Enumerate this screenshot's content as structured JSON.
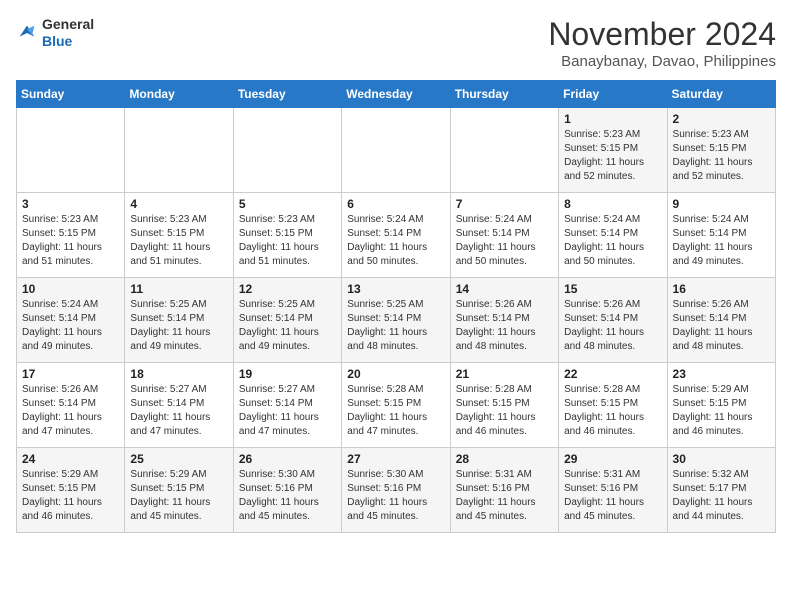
{
  "header": {
    "logo_line1": "General",
    "logo_line2": "Blue",
    "month_title": "November 2024",
    "subtitle": "Banaybanay, Davao, Philippines"
  },
  "days_of_week": [
    "Sunday",
    "Monday",
    "Tuesday",
    "Wednesday",
    "Thursday",
    "Friday",
    "Saturday"
  ],
  "weeks": [
    [
      {
        "day": "",
        "info": ""
      },
      {
        "day": "",
        "info": ""
      },
      {
        "day": "",
        "info": ""
      },
      {
        "day": "",
        "info": ""
      },
      {
        "day": "",
        "info": ""
      },
      {
        "day": "1",
        "info": "Sunrise: 5:23 AM\nSunset: 5:15 PM\nDaylight: 11 hours and 52 minutes."
      },
      {
        "day": "2",
        "info": "Sunrise: 5:23 AM\nSunset: 5:15 PM\nDaylight: 11 hours and 52 minutes."
      }
    ],
    [
      {
        "day": "3",
        "info": "Sunrise: 5:23 AM\nSunset: 5:15 PM\nDaylight: 11 hours and 51 minutes."
      },
      {
        "day": "4",
        "info": "Sunrise: 5:23 AM\nSunset: 5:15 PM\nDaylight: 11 hours and 51 minutes."
      },
      {
        "day": "5",
        "info": "Sunrise: 5:23 AM\nSunset: 5:15 PM\nDaylight: 11 hours and 51 minutes."
      },
      {
        "day": "6",
        "info": "Sunrise: 5:24 AM\nSunset: 5:14 PM\nDaylight: 11 hours and 50 minutes."
      },
      {
        "day": "7",
        "info": "Sunrise: 5:24 AM\nSunset: 5:14 PM\nDaylight: 11 hours and 50 minutes."
      },
      {
        "day": "8",
        "info": "Sunrise: 5:24 AM\nSunset: 5:14 PM\nDaylight: 11 hours and 50 minutes."
      },
      {
        "day": "9",
        "info": "Sunrise: 5:24 AM\nSunset: 5:14 PM\nDaylight: 11 hours and 49 minutes."
      }
    ],
    [
      {
        "day": "10",
        "info": "Sunrise: 5:24 AM\nSunset: 5:14 PM\nDaylight: 11 hours and 49 minutes."
      },
      {
        "day": "11",
        "info": "Sunrise: 5:25 AM\nSunset: 5:14 PM\nDaylight: 11 hours and 49 minutes."
      },
      {
        "day": "12",
        "info": "Sunrise: 5:25 AM\nSunset: 5:14 PM\nDaylight: 11 hours and 49 minutes."
      },
      {
        "day": "13",
        "info": "Sunrise: 5:25 AM\nSunset: 5:14 PM\nDaylight: 11 hours and 48 minutes."
      },
      {
        "day": "14",
        "info": "Sunrise: 5:26 AM\nSunset: 5:14 PM\nDaylight: 11 hours and 48 minutes."
      },
      {
        "day": "15",
        "info": "Sunrise: 5:26 AM\nSunset: 5:14 PM\nDaylight: 11 hours and 48 minutes."
      },
      {
        "day": "16",
        "info": "Sunrise: 5:26 AM\nSunset: 5:14 PM\nDaylight: 11 hours and 48 minutes."
      }
    ],
    [
      {
        "day": "17",
        "info": "Sunrise: 5:26 AM\nSunset: 5:14 PM\nDaylight: 11 hours and 47 minutes."
      },
      {
        "day": "18",
        "info": "Sunrise: 5:27 AM\nSunset: 5:14 PM\nDaylight: 11 hours and 47 minutes."
      },
      {
        "day": "19",
        "info": "Sunrise: 5:27 AM\nSunset: 5:14 PM\nDaylight: 11 hours and 47 minutes."
      },
      {
        "day": "20",
        "info": "Sunrise: 5:28 AM\nSunset: 5:15 PM\nDaylight: 11 hours and 47 minutes."
      },
      {
        "day": "21",
        "info": "Sunrise: 5:28 AM\nSunset: 5:15 PM\nDaylight: 11 hours and 46 minutes."
      },
      {
        "day": "22",
        "info": "Sunrise: 5:28 AM\nSunset: 5:15 PM\nDaylight: 11 hours and 46 minutes."
      },
      {
        "day": "23",
        "info": "Sunrise: 5:29 AM\nSunset: 5:15 PM\nDaylight: 11 hours and 46 minutes."
      }
    ],
    [
      {
        "day": "24",
        "info": "Sunrise: 5:29 AM\nSunset: 5:15 PM\nDaylight: 11 hours and 46 minutes."
      },
      {
        "day": "25",
        "info": "Sunrise: 5:29 AM\nSunset: 5:15 PM\nDaylight: 11 hours and 45 minutes."
      },
      {
        "day": "26",
        "info": "Sunrise: 5:30 AM\nSunset: 5:16 PM\nDaylight: 11 hours and 45 minutes."
      },
      {
        "day": "27",
        "info": "Sunrise: 5:30 AM\nSunset: 5:16 PM\nDaylight: 11 hours and 45 minutes."
      },
      {
        "day": "28",
        "info": "Sunrise: 5:31 AM\nSunset: 5:16 PM\nDaylight: 11 hours and 45 minutes."
      },
      {
        "day": "29",
        "info": "Sunrise: 5:31 AM\nSunset: 5:16 PM\nDaylight: 11 hours and 45 minutes."
      },
      {
        "day": "30",
        "info": "Sunrise: 5:32 AM\nSunset: 5:17 PM\nDaylight: 11 hours and 44 minutes."
      }
    ]
  ]
}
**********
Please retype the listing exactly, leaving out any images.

— ANSWER FOR THE TASK —
Enumerate this screenshot's content as structured JSON.
{
  "header": {
    "logo_line1": "General",
    "logo_line2": "Blue",
    "month_title": "November 2024",
    "subtitle": "Banaybanay, Davao, Philippines"
  },
  "days_of_week": [
    "Sunday",
    "Monday",
    "Tuesday",
    "Wednesday",
    "Thursday",
    "Friday",
    "Saturday"
  ],
  "weeks": [
    [
      {
        "day": "",
        "info": ""
      },
      {
        "day": "",
        "info": ""
      },
      {
        "day": "",
        "info": ""
      },
      {
        "day": "",
        "info": ""
      },
      {
        "day": "",
        "info": ""
      },
      {
        "day": "1",
        "info": "Sunrise: 5:23 AM\nSunset: 5:15 PM\nDaylight: 11 hours and 52 minutes."
      },
      {
        "day": "2",
        "info": "Sunrise: 5:23 AM\nSunset: 5:15 PM\nDaylight: 11 hours and 52 minutes."
      }
    ],
    [
      {
        "day": "3",
        "info": "Sunrise: 5:23 AM\nSunset: 5:15 PM\nDaylight: 11 hours and 51 minutes."
      },
      {
        "day": "4",
        "info": "Sunrise: 5:23 AM\nSunset: 5:15 PM\nDaylight: 11 hours and 51 minutes."
      },
      {
        "day": "5",
        "info": "Sunrise: 5:23 AM\nSunset: 5:15 PM\nDaylight: 11 hours and 51 minutes."
      },
      {
        "day": "6",
        "info": "Sunrise: 5:24 AM\nSunset: 5:14 PM\nDaylight: 11 hours and 50 minutes."
      },
      {
        "day": "7",
        "info": "Sunrise: 5:24 AM\nSunset: 5:14 PM\nDaylight: 11 hours and 50 minutes."
      },
      {
        "day": "8",
        "info": "Sunrise: 5:24 AM\nSunset: 5:14 PM\nDaylight: 11 hours and 50 minutes."
      },
      {
        "day": "9",
        "info": "Sunrise: 5:24 AM\nSunset: 5:14 PM\nDaylight: 11 hours and 49 minutes."
      }
    ],
    [
      {
        "day": "10",
        "info": "Sunrise: 5:24 AM\nSunset: 5:14 PM\nDaylight: 11 hours and 49 minutes."
      },
      {
        "day": "11",
        "info": "Sunrise: 5:25 AM\nSunset: 5:14 PM\nDaylight: 11 hours and 49 minutes."
      },
      {
        "day": "12",
        "info": "Sunrise: 5:25 AM\nSunset: 5:14 PM\nDaylight: 11 hours and 49 minutes."
      },
      {
        "day": "13",
        "info": "Sunrise: 5:25 AM\nSunset: 5:14 PM\nDaylight: 11 hours and 48 minutes."
      },
      {
        "day": "14",
        "info": "Sunrise: 5:26 AM\nSunset: 5:14 PM\nDaylight: 11 hours and 48 minutes."
      },
      {
        "day": "15",
        "info": "Sunrise: 5:26 AM\nSunset: 5:14 PM\nDaylight: 11 hours and 48 minutes."
      },
      {
        "day": "16",
        "info": "Sunrise: 5:26 AM\nSunset: 5:14 PM\nDaylight: 11 hours and 48 minutes."
      }
    ],
    [
      {
        "day": "17",
        "info": "Sunrise: 5:26 AM\nSunset: 5:14 PM\nDaylight: 11 hours and 47 minutes."
      },
      {
        "day": "18",
        "info": "Sunrise: 5:27 AM\nSunset: 5:14 PM\nDaylight: 11 hours and 47 minutes."
      },
      {
        "day": "19",
        "info": "Sunrise: 5:27 AM\nSunset: 5:14 PM\nDaylight: 11 hours and 47 minutes."
      },
      {
        "day": "20",
        "info": "Sunrise: 5:28 AM\nSunset: 5:15 PM\nDaylight: 11 hours and 47 minutes."
      },
      {
        "day": "21",
        "info": "Sunrise: 5:28 AM\nSunset: 5:15 PM\nDaylight: 11 hours and 46 minutes."
      },
      {
        "day": "22",
        "info": "Sunrise: 5:28 AM\nSunset: 5:15 PM\nDaylight: 11 hours and 46 minutes."
      },
      {
        "day": "23",
        "info": "Sunrise: 5:29 AM\nSunset: 5:15 PM\nDaylight: 11 hours and 46 minutes."
      }
    ],
    [
      {
        "day": "24",
        "info": "Sunrise: 5:29 AM\nSunset: 5:15 PM\nDaylight: 11 hours and 46 minutes."
      },
      {
        "day": "25",
        "info": "Sunrise: 5:29 AM\nSunset: 5:15 PM\nDaylight: 11 hours and 45 minutes."
      },
      {
        "day": "26",
        "info": "Sunrise: 5:30 AM\nSunset: 5:16 PM\nDaylight: 11 hours and 45 minutes."
      },
      {
        "day": "27",
        "info": "Sunrise: 5:30 AM\nSunset: 5:16 PM\nDaylight: 11 hours and 45 minutes."
      },
      {
        "day": "28",
        "info": "Sunrise: 5:31 AM\nSunset: 5:16 PM\nDaylight: 11 hours and 45 minutes."
      },
      {
        "day": "29",
        "info": "Sunrise: 5:31 AM\nSunset: 5:16 PM\nDaylight: 11 hours and 45 minutes."
      },
      {
        "day": "30",
        "info": "Sunrise: 5:32 AM\nSunset: 5:17 PM\nDaylight: 11 hours and 44 minutes."
      }
    ]
  ]
}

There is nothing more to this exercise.